the country she would always call home. The world beyond the peninsula held no lure for her, for her heart was here – and like her father, she had no intention of ever leaving it.
Sarah sipped the cool wine as the dirty dishes were replaced with crystal bowls of lychees smothered in a light syrup and soft ice cream. She smiled at her younger sister who was beginning to fidget beside her. ‘Just wait until everyone is served, Jane,’ she murmured.
Jane slumped back in her chair and pulled a face. ‘It’s boring having dinner with the grown-ups,’ she muttered. ‘I much prefer eating with Amah.’
Sarah grinned and tweaked the long, fair plait which fell over Jane’s shoulder. ‘I’m sure you do,’ she replied. ‘Amah spoils you. But you’re a big girl now, and it’s important you learn how to conduct yourself at the dinner table.’

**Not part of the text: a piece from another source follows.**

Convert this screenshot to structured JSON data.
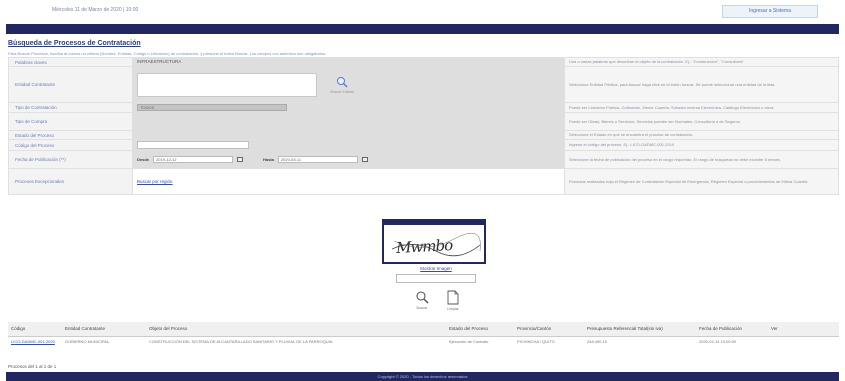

Jane puffed out a long sigh, then glanced at their mother, who was dipping her spoon into the dessert, and followed suit, the ice cream dripping onto her chin in her haste and threatening to mark her pretty white dress.
Sarah quickly handed her a linen napkin to mop up the spill, and Jane shot her a mischievous grin as if she knew she was behaving badly, and could get away with it.
The meal was finally over and, whilst the servants quietly cleared the table, Jane wandered off in search of Amah, and the others slowly moved into the drawing
room. No one hurried in the tropics, especially during the monsoon season, when the temperature rose along with the humidity, and the rains did nothing to alleviate the stifling heat.
The drawing room had glass doors leading to the back veranda, which overlooked the forested hills that towered behind the bungalow and kept this part of the house permanently in dark green shadow. It was furnished with deep-cushioned rattan chairs, teak tables and cabinets holding delicate ornaments, and there was a collection of native spears arranged on one wall, and several large, exquisitely carved Malay figures stood among the strategically placed potted ferns. Jock had pinned an enormous map of the world on another wall, beneath which was a long, narrow table he’d since buried beneath layers of papers, magazines and mouldering books. A Christmas tree stood in one corner of the room, festooned with tinsel and glossy baubles, a rather ancient and ragged angel staring woefully down at them from the topmost branch. There were no presents beneath it yet, for it was still very early December.
As the servants brought in the coffee and handed the cups round, Sarah rather hoped that she and Philip could slip out to the veranda and share a few quiet moments together, but it seemed her father had other ideas, for Jock had settled his sturdy bulk into his favourite rattan chair by the wireless and was urging Philip to sit beside him so they could discuss the war in Europe over brandy and cigars.